* [Activity]: Filter the entries below, keeping only lines with "años".
----
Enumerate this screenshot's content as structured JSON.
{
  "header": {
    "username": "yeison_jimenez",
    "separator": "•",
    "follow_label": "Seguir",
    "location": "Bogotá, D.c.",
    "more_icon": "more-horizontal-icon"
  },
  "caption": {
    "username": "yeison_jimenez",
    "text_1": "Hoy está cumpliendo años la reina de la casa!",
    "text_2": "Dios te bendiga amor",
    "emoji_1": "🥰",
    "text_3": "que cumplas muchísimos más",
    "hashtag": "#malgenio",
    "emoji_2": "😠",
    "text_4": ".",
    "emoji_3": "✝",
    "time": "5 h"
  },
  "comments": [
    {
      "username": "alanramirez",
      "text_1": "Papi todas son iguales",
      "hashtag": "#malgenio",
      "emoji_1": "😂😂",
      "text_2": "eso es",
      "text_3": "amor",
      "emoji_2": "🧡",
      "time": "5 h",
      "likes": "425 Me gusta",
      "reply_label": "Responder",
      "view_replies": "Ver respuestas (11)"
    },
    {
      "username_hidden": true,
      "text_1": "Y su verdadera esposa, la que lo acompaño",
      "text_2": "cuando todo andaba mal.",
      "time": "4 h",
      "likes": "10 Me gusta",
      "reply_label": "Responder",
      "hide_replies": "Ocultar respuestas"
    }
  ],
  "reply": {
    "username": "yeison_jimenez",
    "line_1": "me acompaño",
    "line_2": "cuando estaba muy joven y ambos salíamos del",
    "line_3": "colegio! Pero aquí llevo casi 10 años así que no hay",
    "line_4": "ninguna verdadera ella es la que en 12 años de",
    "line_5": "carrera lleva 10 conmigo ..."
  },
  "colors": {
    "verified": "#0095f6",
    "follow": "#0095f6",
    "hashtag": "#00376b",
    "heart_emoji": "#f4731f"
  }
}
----
* [Written solution]:
    "text_1": "Hoy está cumpliendo años la reina de la casa!",
    "line_3": "colegio! Pero aquí llevo casi 10 años así que no hay",
    "line_4": "ninguna verdadera ella es la que en 12 años de",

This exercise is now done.